-- SOURCE INFORMATION follows --
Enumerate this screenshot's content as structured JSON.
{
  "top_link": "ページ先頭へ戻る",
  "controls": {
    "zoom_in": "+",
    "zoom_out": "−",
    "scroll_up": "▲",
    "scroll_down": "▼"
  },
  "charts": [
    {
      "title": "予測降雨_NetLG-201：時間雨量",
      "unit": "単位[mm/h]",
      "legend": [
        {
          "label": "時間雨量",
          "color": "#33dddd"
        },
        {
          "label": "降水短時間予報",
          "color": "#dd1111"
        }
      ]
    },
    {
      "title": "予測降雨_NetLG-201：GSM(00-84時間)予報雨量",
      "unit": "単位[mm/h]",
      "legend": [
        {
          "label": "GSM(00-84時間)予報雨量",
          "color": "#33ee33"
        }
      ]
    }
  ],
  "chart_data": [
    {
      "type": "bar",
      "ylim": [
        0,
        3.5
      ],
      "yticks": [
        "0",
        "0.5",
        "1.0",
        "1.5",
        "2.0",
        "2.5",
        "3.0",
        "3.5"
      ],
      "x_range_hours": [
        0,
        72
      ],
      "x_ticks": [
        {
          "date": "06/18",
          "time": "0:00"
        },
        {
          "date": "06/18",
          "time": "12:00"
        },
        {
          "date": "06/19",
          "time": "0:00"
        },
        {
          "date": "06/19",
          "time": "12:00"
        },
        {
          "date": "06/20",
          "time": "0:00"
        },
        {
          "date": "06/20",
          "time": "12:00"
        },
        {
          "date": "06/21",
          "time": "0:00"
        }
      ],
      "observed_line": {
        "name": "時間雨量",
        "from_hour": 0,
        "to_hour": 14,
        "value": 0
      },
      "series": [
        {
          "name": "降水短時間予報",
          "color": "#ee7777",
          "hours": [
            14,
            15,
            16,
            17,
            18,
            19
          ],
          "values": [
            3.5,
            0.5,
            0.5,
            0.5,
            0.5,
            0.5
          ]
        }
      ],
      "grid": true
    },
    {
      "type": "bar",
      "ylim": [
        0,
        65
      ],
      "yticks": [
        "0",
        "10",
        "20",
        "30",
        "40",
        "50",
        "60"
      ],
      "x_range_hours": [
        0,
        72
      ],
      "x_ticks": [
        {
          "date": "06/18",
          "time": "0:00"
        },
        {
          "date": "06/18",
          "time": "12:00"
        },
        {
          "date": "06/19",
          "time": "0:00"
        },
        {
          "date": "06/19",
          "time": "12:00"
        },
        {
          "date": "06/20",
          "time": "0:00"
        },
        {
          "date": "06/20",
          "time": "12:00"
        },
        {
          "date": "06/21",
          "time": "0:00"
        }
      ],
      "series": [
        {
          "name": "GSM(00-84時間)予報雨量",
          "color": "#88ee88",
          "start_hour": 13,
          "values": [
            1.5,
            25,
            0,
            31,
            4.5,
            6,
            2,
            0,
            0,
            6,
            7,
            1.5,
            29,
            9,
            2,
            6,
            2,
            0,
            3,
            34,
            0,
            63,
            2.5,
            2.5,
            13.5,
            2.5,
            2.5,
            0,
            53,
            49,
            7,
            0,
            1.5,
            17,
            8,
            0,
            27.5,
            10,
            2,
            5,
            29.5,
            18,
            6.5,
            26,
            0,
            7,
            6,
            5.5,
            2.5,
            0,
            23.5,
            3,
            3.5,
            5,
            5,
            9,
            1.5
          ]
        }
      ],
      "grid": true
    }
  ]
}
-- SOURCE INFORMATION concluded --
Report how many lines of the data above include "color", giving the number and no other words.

5